You surely saw the news that the Israeli cabinet approved a bill to define Israel as “the nation state of the Jewish people.” The State Department issued mild criticism of the measure: “we would expect [Israel] to continue Israel’s commitment to democratic principles.” Israel’s centrist cabinet ministers objected strongly to the bill. And even the Anti-Defamation League has come out against the legislation, saying it’s “unnecessary.”
But look who’s heartbroken: The New York Times has a big editorial titled “Israel Narrows Its Democracy,” expressing such upset over the move that you’d think that Israel was a borough of New York.
Since its founding in 1948, Israel’s very existence and promise — fully embraced by the United States and the world of nations — has been based on the ideal of democracy for all of its people.
Its Declaration of Independence, which provides the guiding principles for the state, makes clear that the country was established as a homeland for the Jews and guarantees “complete equality of social and political rights to all its inhabitants irrespective of religion, race or sex.”
That is why it is heartbreaking to see the Israeli cabinet approve a contentious bill that would officially define Israel as the nation-state of the Jewish people, reserving “national rights” only for Jews.
The Times is unable to separate the American story from the Israeli one. It seems to regard both societies as modern democracies that are struggling toward equal rights for all.

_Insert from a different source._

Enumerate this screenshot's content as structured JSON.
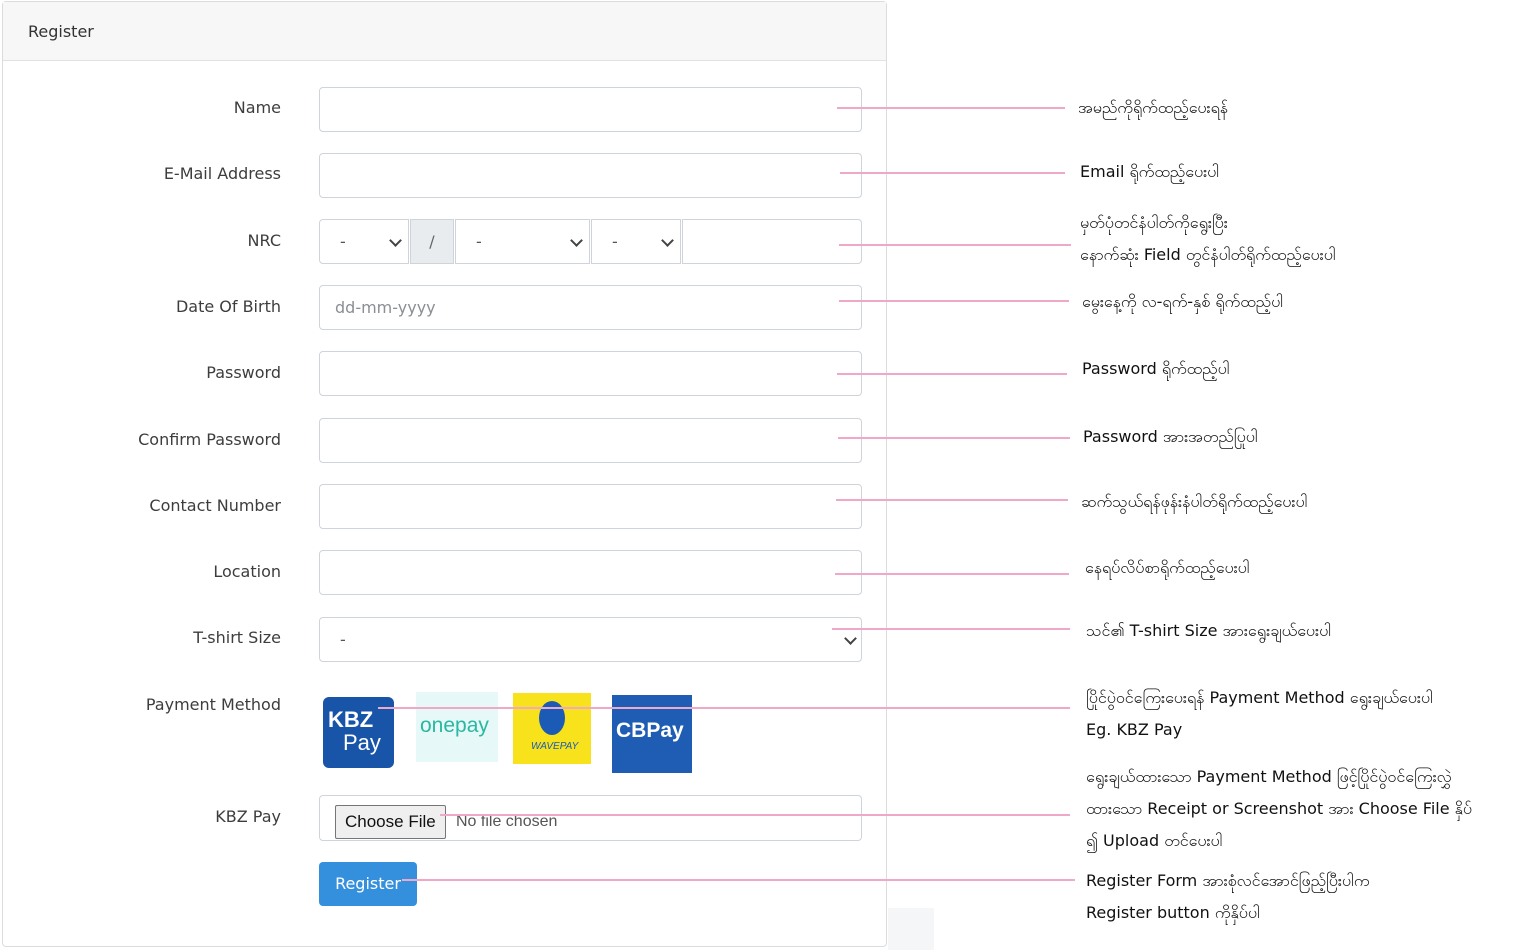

This is not for us just a theoretical concern. The systematic denial of full rights to minorities — principally African-Americans and disproportionately in the American South — well into the 1960s caused great harm to our own country, is not fully resolved yet and is a remaining stain on American democracy….
Having experienced the grievous legacies created when a government diminishes the rights of its people, we know this is not the path that Israel should take.
The Times is being entirely too deferential. Israel has been taking that path for a long time. In her recent book Citizen Strangers, Shira Robinson documented Israel’s discrimination and worse against its Palestinian citizens, including its refusal to allow hundreds of thousands to come back to their homes even as it welcomed Jews into the country. “[T]he structural contradictions that are at the foundation of the state will continue to haunt the state and all of its citizens until they’re resolved,” she says. The New York Times has failed to tell its readers about that book or about Goliath, Max Blumenthal’s expose of Israel’s racist political culture. And we’re not even talking about the stain of the near-50-year-old occupation and the massacres of children in Gaza.
As for that mild criticism from the State Department? “[W]e would expect [Israel] to continue Israel’s commitment to democratic principles.” The Israeli right wing is biting back, hard, saying Bug out! Of course, Israel interferes in our politics all the time, with the complicity of the New York Times. But raise a voice in displeasure, and they let you have it. Haaretz:
Economics Minister… Naftali Bennett slammed the U.S. State Department response to the Jewish nation-state bill, saying the U.S. shouldn’t intervene in Israel’s internal issues, as politicians from Israel’s right also came out in criticism.
“I say to the Americans that the affairs of the State of Israel – we will manage [ourselves],” Bennett told Army Radio, according to Israel National News.
“At the end it is our problem,” he said. “This is an internal issue and I think that no one has the right to intervene with it.”…
Though Prime Minister Benjamin Netanyahu responded to the U.S. statement by assuring that Israel is a “model democracy,” and that’s how it will remain, other politicians on the Israeli right responded vehemently.
“We can keep the foundations of democracy even without the help of the partner over the ocean,” Coalition whip and Likud MK Zeev Elkin said following the U.S. response, according to Yisrael Hayom.